Was it appropriate to speak of the confederate flag as a symbol/sign that could be reclaimed and become a reminder of both the dehumanizing capacities of human beings toward other human beings and the need for God’s transformative grace to guard against such occurrences? Was it appropriate to compare this possibility with how the Church instilled its own meaning and power into the shame and humiliation of the cross?
Recently I passed these themes by an old friend whom I had known since we were four years old. He pointed out that I may not be fully aware of how others process the meaning of the confederate flag. Rather than a comparison with the cross, a better one, he thought, was the Nazi swastika. Consider how many people regard this symbol and how they would consider the possibility of reclaiming this symbol. This helpful comparison was made by someone who is an Italian-American, an award-winning producer of Broadway plays, whose parents came over to the United States from Italy during the first half of the twentieth century. His helpful perspective made me sharpen my focus on this subject.

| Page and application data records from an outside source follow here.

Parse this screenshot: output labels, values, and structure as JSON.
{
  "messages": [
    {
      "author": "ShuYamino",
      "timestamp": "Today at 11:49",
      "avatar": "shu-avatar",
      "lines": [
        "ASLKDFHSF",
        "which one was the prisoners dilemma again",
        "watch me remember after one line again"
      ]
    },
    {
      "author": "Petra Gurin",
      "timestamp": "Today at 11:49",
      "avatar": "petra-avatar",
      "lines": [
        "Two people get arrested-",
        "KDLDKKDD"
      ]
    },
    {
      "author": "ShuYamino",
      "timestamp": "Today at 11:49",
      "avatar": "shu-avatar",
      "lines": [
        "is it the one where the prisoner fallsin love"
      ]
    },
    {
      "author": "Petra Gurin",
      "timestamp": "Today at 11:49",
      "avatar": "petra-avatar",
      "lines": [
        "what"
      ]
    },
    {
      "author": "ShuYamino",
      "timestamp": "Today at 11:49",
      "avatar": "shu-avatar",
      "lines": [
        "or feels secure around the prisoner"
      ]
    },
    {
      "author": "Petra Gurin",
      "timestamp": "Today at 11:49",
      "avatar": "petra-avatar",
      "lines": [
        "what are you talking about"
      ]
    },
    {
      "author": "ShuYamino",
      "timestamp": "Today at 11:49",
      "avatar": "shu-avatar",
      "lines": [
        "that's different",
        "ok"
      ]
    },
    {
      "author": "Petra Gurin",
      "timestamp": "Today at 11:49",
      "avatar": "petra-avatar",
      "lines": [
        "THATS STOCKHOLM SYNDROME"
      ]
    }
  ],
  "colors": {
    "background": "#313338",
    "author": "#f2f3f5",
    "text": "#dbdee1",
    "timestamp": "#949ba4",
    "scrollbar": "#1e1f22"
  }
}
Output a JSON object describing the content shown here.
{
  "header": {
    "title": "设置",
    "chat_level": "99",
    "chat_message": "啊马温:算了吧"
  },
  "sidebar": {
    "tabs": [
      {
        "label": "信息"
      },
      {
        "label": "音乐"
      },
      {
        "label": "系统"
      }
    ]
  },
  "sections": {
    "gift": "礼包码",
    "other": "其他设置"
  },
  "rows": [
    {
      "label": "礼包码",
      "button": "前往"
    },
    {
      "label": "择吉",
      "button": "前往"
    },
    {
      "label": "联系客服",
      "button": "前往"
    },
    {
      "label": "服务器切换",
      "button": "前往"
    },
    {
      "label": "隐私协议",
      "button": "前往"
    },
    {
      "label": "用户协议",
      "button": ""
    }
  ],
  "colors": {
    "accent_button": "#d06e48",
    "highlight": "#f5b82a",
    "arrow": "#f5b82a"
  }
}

From Suppression to Transformation
My address, then, is to the church of Jesus Christ and to my interrelated concern of the danger of an enculturated Christian faith where the truths of the faith are rendered non-transformative. Much attention has been directed to the fact that the South Carolina state legislature voted to remove the confederate flag from the statehouse grounds. The flag was finally lowered on Friday morning, July 10. From all impressions in the public media, this was a major step taken to move toward greater racial harmony.
At this point, I have not heard of revival-type movements of confession and repentance among black, white, or Latino churches anywhere, but I just may be ignorant. I believe that the church could have called for more attention to another event that would have demonstrated even more intensely a movement toward authentic racial reconciliation. On June 10, the Washington Post reported on the bond hearing for the alleged assassin, Dylann Roof (see also Elahe Izadi, “The Powerful Words of Forgiveness”). These words were written about some family members of the victims:
One by one, those who chose to speak at a bond hearing did not turn to anger. Instead, while he remained impassive, they offered him forgiveness and said they were praying for his soul, even as they described the pain of their losses.
Why did they do this? What empowered them to do this? My concern here is first and foremost that the church of Jesus Christ be reminded of supernatural empowerment. But then, was there something that the nation could have learned from this event? I know that in a posted picture Roof appears with a confederate flag, but did the flag cause the hatred in him, or did it personify for him the hatred that was developed internally through a number of factors? In other words, would hatred have been in his heart without the flag?
Unless symbol/signs are magical, or mystical in some supernatural way, they have the meaning infused in them by others. I believe that the problem through the centuries has been that the church at various times and for various reasons has placed sociocultural elements above the recognition of biblical truth and its proper implications and applications. I cannot go into many examples at this point, but race matters can serve as an immediate one.
Without redefined symbol/signs, however, even we in the church may lose markers of our own slides, becoming the very type of person, or people, that we initially despise. The church could gain unprecedented influence if we led the way in confession, repentance, and calls for forgiveness among ourselves. This we could do with—or without—a flag.